Modes of DNA Replication - Memorial University

This discussion assumes that the null hypothesis (of no difference) is true in all cases.

Looking at , we can see that the answer is just the proportion of the area under the curve that lies to the of positive 11.3 (solid vertical blue line). Because the graph is perfectly symmetrical, the -value for this right-tailed test will be exactly half the value that we determined for the two-tailed test, or 0.013. Thus in cases where the direction of the difference coincides with a directional research hypothesis, the -value of the one-tailed test will always be half that of the two-tailed test. This is a useful piece of information.
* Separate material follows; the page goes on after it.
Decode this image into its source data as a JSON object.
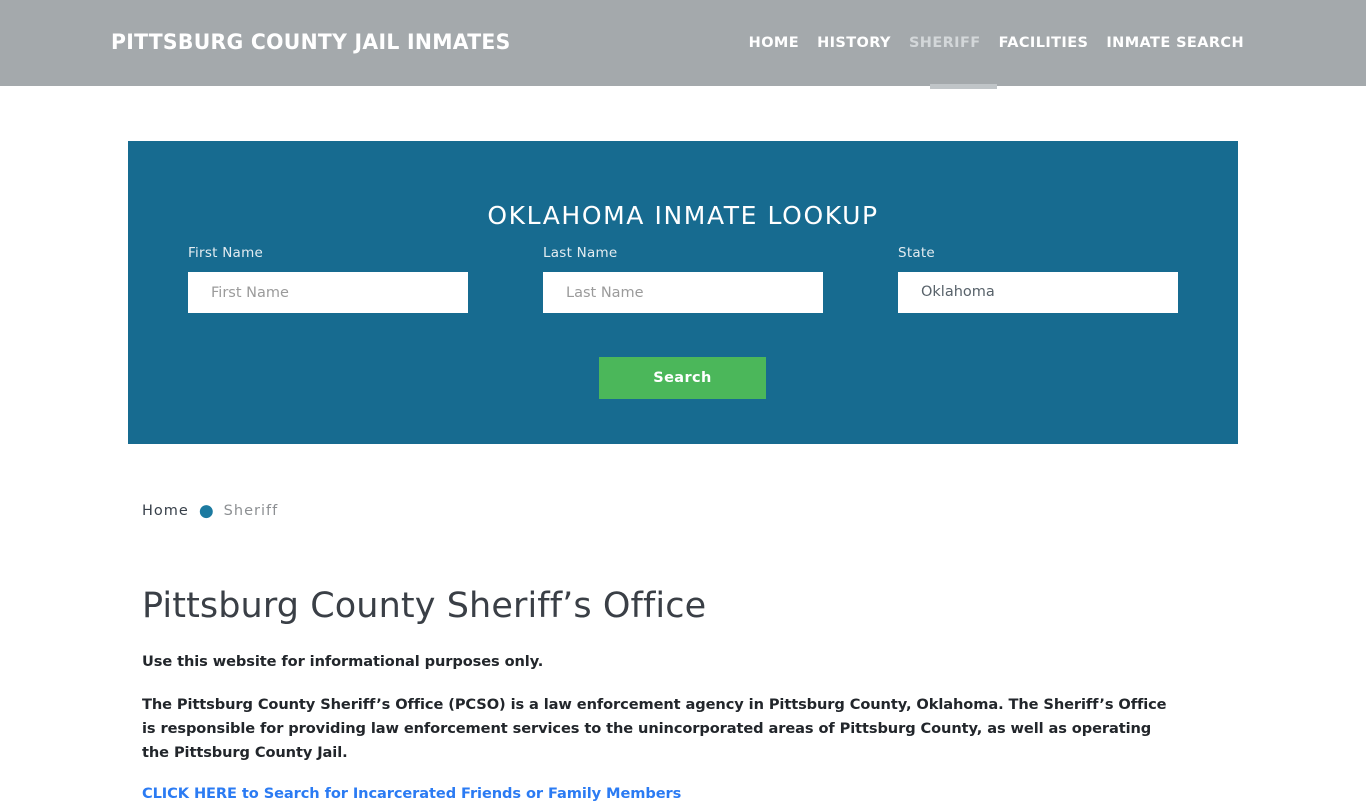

Anytime you see a -value from a one-tailed -test and want to know what the two-tailed value would be, simply multiply by two.

The DNA replication process becomes more fine-tuned the ..

Historical perspective, Metric camera, Aerial photography; Statement of fundamental problem of Photogrammetry in state space formulation, Relation between Image and Object spaces; Space based platforms for Earth/Planetary observations, their classification; Satellite Orbits, their classification, formulation of orbital constraint, Space based imaging and ranging sensors, their geometric modeling; Platform attitude, platform stability, modeling of platform attitude with time; Formulation of observation equation for orbit constrained imaging; Stereo Photogrammetry from Space, Single orbit multiple devices, Multiple Orbit- Single device, Single device-single orbit-multiple imagings, Formulation of stereo observation equations for these cases with examples; Bundle adjustment; Practical uses of Satellite Photogrammetry; Characterization of sources of error based on measurements on images; Characterization of platform stability from image measurements; Approximations of Photogrammetric model by Rational Polynomial Coefficients; Specific case studies based on Indian Earth and planetary observation satellites Cartostat 1, Chandrayaan 1; Digital Elevation Model of Earth/Planetary topography from Space based observations like Cartosat-1, ASTER, SRTM, Chandrayaan-1; its characteristics and limitations; Orthocorrection of Space Imagery.

DNA Replication Helicase Leading Strand Lagging

The basic idea behind and methods is to come up with an equation that can make useful predictions or describe the behavior of a system. In , a single or , such as the GFP intensity of a heat-shock reporter, might be used to predict the behavior of a or , such as the life span of a worm. The end result would be an equation that describes a line that is often, although not always, straight. is an extension of simple linear regression, but it utilizes two or more variables in the prediction. A classic example of multiple regression used in many statistics texts and classes concerns the weight of bears. Because it's not practical to weigh bears in the field, proxy measures such as head circumference, body length, and abdominal girth are acquired and fitted to an equation (by a human-aided computer or a computer-aided human), such that approximate weights can be inferred without the use of a scale. Like single and multiple linear regression, also fits data (i.e., predictive variables) to a curve that can be described by an equation. In some cases, the curves generated by nonlinear regression may be quite complex. Unlike linear regression, nonlinear regression cannot be described using simple algebra. Nonlinear regression is an method, and the mathematics behinds its workings are relatively complex. It is used in a number of fields including pharmacology. uses one or more factors to predict the probability or odds of a or outcome, such as life or death. It is often used to predict or model mortality given a set of factors; it is also used by employers in decisions related to hiring or by government agencies to predict the likelihood of criminal recidivism.